Below are entries. Pull out all lines containing "Blog".
■ ■ ■ ■ ■ ■ ■
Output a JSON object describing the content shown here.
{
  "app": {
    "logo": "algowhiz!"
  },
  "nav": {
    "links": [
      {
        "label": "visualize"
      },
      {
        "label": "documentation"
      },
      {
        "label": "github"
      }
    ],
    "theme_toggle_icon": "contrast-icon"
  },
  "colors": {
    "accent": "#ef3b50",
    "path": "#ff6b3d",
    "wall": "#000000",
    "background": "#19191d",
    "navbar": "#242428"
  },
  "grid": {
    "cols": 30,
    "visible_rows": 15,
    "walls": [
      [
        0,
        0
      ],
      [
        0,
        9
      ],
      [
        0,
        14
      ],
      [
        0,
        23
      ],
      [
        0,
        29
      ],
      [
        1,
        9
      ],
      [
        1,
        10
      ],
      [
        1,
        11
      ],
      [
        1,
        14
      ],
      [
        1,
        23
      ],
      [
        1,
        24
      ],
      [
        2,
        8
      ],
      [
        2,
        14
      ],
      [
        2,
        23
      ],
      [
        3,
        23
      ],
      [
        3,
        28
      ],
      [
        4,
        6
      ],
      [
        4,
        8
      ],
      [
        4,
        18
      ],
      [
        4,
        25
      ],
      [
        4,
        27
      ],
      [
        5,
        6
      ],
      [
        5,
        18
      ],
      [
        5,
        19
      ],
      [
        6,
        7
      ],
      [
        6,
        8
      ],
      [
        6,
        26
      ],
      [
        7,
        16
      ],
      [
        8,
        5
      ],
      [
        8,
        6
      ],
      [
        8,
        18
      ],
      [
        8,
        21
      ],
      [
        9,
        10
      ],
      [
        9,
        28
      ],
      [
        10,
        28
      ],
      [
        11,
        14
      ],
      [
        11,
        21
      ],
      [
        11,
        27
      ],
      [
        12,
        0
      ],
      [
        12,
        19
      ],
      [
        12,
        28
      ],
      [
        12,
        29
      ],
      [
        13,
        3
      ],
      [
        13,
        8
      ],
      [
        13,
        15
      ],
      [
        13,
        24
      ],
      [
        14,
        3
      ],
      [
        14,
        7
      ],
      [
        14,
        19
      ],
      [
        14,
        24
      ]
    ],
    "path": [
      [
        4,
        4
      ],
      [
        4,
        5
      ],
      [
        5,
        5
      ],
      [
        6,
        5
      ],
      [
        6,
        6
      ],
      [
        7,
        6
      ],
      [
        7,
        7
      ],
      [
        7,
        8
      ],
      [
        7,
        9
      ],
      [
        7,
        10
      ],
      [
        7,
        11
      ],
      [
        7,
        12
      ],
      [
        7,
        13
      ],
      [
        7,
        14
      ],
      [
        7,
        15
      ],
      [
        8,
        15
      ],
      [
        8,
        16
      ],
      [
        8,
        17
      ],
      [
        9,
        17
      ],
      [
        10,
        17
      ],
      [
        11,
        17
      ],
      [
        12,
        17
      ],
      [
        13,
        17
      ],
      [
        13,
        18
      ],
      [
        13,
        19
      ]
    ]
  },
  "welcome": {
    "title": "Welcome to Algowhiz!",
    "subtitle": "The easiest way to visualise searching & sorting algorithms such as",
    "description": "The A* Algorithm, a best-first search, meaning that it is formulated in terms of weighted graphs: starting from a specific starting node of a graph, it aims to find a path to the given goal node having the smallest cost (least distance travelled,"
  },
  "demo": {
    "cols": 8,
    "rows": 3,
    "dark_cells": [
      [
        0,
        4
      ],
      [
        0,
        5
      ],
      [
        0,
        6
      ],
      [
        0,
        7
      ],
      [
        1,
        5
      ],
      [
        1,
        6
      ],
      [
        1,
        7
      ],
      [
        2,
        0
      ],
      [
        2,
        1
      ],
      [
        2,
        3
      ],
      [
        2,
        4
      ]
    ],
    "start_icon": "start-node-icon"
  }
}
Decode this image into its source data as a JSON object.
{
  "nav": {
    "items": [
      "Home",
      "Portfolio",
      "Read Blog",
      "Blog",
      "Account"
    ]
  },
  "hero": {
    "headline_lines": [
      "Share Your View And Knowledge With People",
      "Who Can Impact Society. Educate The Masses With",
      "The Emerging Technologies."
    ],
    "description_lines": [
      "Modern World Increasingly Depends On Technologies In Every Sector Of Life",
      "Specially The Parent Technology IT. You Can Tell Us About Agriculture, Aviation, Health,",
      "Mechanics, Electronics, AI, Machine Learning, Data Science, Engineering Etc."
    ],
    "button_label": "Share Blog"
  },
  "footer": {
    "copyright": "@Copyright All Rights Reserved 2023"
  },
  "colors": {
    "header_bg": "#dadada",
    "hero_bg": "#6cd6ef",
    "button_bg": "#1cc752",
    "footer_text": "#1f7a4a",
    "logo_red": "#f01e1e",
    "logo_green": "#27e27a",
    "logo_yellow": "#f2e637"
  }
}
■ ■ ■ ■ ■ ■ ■
• [Solution to this exercise]
      "Read Blog",
      "Blog",
    "button_label": "Share Blog"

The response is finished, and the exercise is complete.